__Data entries__.
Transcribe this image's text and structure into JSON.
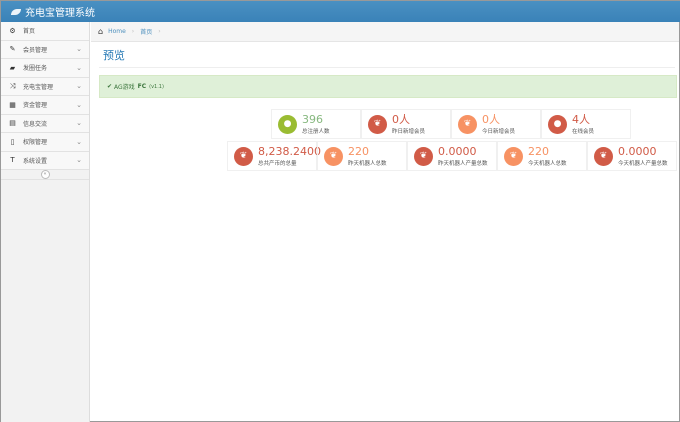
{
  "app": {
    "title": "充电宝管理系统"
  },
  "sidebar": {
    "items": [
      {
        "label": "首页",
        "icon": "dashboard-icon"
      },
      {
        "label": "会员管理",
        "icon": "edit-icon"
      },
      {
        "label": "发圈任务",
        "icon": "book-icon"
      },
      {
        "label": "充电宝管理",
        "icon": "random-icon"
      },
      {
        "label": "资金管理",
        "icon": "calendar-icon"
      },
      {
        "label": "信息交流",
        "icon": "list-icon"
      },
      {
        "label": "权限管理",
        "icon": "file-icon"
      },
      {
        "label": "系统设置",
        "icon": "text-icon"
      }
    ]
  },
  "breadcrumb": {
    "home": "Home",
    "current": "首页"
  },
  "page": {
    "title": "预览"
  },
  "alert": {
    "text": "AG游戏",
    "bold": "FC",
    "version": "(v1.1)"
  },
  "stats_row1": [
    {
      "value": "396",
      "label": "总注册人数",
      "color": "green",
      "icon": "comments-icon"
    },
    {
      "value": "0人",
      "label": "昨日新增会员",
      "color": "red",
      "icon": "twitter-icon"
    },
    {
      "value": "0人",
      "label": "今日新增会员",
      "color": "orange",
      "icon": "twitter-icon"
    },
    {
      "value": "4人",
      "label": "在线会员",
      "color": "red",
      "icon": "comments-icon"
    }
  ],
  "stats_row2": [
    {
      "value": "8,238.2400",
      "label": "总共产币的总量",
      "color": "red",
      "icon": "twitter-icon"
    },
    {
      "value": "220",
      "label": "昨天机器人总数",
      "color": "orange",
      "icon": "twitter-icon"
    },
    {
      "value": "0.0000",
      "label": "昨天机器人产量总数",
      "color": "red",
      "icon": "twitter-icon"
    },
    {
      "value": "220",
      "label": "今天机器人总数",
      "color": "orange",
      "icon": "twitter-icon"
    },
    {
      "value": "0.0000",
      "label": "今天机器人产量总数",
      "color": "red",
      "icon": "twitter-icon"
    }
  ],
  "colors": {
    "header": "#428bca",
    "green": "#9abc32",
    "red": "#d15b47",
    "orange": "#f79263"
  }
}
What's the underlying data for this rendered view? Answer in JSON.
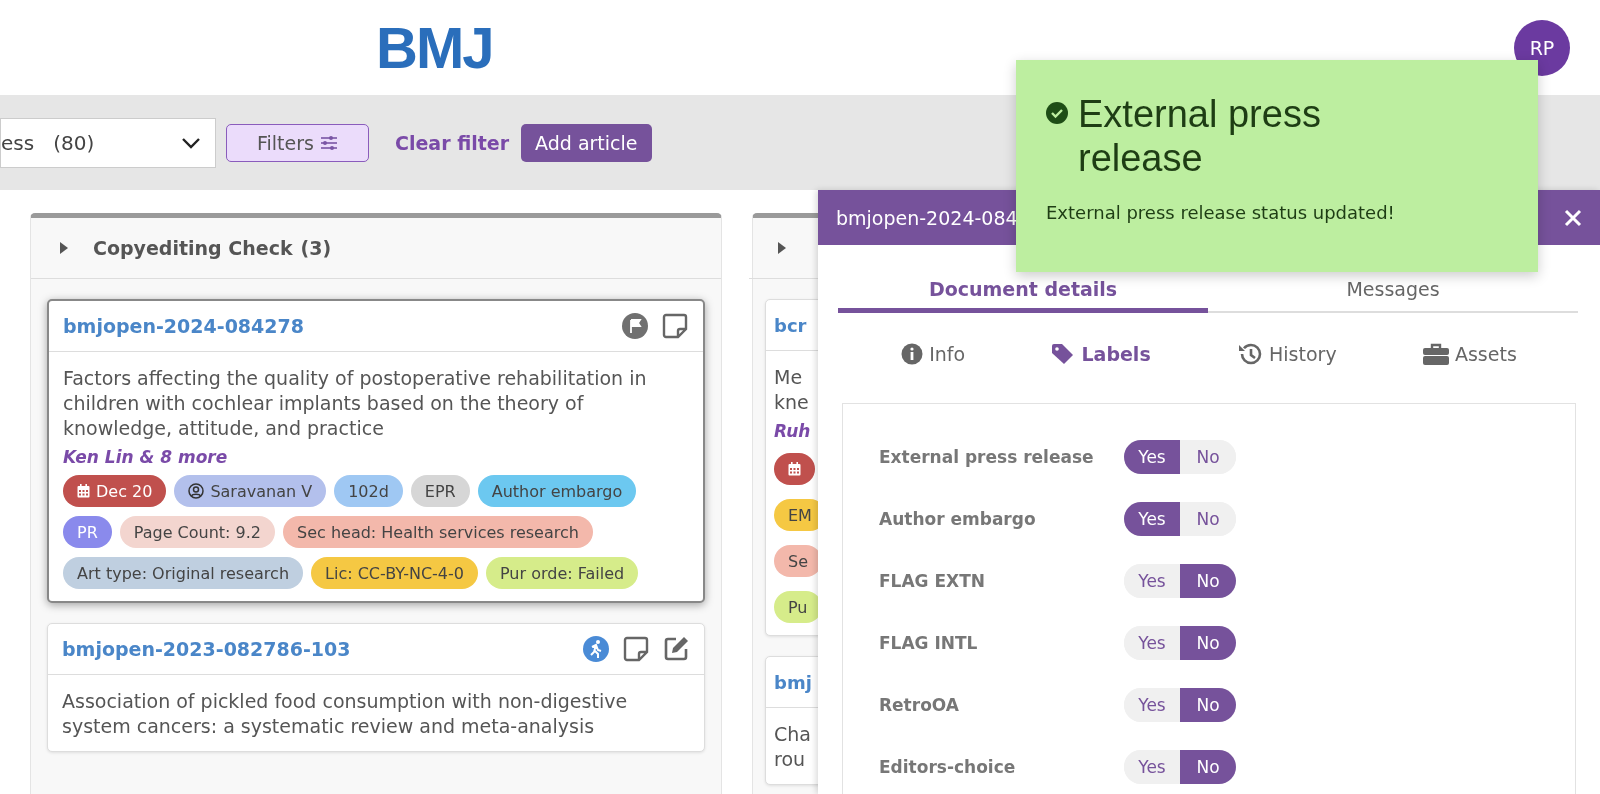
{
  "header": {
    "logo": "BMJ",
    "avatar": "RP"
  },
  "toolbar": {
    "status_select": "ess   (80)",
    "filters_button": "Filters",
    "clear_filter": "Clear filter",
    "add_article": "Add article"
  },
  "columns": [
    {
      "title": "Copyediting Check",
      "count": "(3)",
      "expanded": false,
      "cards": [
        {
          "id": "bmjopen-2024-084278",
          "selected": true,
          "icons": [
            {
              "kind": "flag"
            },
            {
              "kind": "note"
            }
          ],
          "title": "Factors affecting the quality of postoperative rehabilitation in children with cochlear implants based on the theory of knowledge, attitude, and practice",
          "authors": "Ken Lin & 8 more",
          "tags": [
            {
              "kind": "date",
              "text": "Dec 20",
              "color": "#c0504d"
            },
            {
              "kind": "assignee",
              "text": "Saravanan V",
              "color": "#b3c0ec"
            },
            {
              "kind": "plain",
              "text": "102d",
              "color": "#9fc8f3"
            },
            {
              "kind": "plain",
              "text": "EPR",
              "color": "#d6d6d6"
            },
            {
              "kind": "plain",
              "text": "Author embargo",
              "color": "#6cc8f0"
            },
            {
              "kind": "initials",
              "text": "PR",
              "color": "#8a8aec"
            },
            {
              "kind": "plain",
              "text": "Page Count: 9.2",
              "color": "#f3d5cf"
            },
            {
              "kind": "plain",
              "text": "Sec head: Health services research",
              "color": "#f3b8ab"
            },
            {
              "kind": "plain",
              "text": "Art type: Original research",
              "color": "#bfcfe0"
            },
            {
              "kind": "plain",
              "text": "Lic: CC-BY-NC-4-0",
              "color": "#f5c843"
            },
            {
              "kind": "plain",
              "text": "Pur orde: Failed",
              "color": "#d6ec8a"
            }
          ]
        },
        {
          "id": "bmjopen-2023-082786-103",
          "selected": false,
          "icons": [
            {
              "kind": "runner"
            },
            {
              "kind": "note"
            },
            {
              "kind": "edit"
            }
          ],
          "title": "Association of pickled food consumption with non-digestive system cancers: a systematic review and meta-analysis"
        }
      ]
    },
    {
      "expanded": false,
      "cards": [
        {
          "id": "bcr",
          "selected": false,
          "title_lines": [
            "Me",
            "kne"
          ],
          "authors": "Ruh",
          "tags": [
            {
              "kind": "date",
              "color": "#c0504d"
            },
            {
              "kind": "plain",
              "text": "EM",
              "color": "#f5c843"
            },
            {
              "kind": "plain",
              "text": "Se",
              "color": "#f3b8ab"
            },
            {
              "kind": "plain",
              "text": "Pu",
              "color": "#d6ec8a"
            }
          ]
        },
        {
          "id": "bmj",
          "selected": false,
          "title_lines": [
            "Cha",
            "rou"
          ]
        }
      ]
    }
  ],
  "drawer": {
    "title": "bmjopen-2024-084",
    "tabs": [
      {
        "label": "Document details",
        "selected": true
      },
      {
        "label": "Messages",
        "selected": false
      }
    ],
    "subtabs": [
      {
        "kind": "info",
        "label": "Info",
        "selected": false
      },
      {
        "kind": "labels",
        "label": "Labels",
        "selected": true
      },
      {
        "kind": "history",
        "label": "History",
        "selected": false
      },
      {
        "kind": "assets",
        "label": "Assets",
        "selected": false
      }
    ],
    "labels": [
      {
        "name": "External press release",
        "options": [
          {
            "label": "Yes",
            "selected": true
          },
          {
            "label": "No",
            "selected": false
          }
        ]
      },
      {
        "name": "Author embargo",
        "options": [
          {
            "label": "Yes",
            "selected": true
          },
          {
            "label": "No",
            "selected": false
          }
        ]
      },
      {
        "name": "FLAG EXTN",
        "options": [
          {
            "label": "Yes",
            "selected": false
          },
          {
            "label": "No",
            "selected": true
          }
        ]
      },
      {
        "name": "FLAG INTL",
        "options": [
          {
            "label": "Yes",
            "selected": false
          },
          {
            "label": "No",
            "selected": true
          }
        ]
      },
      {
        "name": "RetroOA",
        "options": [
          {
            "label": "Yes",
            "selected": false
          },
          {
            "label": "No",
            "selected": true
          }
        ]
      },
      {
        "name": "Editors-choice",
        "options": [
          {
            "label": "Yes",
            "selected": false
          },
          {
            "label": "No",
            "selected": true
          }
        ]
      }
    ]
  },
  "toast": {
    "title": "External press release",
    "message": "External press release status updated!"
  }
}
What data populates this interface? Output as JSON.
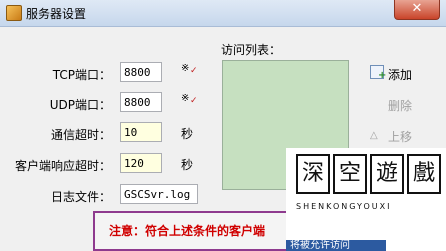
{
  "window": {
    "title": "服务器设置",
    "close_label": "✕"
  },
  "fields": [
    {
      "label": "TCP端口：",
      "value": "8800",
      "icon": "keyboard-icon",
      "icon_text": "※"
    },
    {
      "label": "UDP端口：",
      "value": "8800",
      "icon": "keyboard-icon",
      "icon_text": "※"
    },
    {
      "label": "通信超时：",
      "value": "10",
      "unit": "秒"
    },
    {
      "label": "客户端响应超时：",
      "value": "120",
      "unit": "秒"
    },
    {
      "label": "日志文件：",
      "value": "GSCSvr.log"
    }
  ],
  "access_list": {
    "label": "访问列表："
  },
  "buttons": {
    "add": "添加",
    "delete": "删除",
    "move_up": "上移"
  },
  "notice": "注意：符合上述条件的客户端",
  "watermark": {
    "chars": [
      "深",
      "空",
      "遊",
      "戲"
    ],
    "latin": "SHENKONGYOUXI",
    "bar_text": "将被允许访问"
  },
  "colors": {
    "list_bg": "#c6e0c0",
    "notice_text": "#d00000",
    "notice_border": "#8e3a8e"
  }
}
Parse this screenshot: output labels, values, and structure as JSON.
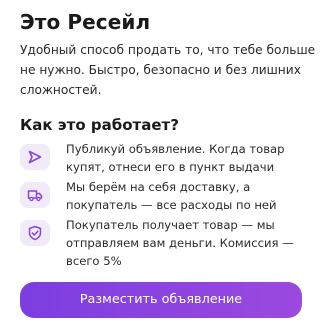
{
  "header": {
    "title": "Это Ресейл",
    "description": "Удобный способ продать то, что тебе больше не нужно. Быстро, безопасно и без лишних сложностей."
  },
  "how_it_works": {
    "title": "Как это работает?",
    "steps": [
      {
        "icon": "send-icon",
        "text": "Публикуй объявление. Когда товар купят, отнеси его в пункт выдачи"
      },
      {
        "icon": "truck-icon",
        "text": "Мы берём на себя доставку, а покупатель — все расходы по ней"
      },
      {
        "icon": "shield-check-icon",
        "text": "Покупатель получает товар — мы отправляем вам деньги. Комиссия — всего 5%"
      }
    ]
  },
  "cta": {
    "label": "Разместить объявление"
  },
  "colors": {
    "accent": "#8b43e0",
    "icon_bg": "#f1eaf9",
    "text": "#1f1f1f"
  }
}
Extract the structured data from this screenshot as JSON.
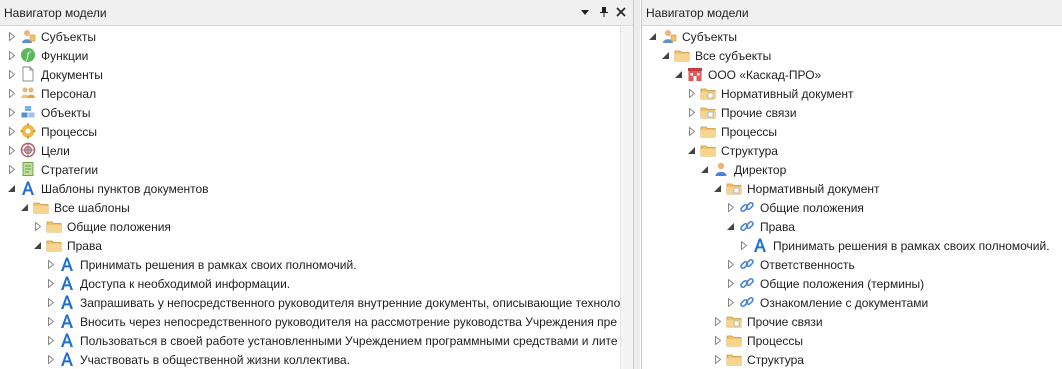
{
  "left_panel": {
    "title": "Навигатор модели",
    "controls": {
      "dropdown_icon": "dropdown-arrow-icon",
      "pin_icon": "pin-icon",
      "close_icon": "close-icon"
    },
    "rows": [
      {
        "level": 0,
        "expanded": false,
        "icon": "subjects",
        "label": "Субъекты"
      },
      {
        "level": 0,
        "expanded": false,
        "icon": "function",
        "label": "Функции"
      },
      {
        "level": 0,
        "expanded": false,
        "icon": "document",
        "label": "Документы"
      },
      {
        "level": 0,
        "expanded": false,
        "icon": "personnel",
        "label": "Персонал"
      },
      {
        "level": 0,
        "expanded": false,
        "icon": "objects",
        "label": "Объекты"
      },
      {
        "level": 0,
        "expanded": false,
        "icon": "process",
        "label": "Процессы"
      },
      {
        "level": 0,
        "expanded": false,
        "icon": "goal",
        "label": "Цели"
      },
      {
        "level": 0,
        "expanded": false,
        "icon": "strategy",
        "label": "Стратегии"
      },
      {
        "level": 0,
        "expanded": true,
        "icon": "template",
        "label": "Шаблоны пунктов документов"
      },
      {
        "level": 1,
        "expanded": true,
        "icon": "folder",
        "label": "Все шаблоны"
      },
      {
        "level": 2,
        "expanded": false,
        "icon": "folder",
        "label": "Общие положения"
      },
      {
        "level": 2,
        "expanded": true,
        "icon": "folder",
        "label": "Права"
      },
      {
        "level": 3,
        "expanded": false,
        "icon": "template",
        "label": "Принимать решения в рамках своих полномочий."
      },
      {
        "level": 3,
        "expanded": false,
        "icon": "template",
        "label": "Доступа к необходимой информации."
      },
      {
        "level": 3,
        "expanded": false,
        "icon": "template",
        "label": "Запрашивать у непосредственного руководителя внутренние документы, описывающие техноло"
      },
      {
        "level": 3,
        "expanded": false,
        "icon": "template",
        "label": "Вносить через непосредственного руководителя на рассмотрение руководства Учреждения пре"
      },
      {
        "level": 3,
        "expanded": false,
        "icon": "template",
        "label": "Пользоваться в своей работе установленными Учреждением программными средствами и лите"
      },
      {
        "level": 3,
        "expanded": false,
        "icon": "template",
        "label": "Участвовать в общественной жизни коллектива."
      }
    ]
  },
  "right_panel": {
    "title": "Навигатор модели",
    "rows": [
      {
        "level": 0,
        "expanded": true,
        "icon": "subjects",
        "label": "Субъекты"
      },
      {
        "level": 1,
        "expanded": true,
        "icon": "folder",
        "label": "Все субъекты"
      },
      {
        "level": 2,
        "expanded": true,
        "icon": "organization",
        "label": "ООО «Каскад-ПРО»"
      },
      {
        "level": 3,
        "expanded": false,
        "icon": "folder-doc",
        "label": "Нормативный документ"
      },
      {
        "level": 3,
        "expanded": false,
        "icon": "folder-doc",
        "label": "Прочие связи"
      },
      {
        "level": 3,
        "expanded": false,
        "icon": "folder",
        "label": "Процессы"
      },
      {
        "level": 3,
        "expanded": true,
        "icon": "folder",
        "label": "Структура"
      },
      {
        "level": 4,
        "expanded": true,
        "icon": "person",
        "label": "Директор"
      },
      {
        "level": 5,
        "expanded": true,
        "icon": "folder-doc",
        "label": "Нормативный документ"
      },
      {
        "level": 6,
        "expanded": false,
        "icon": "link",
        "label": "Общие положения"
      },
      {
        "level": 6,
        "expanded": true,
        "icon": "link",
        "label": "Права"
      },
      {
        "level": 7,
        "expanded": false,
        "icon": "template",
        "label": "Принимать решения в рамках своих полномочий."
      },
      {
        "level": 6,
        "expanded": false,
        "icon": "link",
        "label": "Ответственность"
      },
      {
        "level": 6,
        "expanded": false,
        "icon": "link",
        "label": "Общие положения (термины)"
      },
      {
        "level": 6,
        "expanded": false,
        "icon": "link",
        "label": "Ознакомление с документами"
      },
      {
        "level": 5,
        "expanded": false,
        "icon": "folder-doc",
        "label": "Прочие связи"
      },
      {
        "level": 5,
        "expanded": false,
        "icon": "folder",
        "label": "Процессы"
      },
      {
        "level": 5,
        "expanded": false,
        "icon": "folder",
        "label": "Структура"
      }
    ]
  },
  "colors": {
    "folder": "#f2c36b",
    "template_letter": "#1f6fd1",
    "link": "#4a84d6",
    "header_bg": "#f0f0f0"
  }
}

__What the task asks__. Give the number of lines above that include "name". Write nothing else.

__Output of the exercise__. 6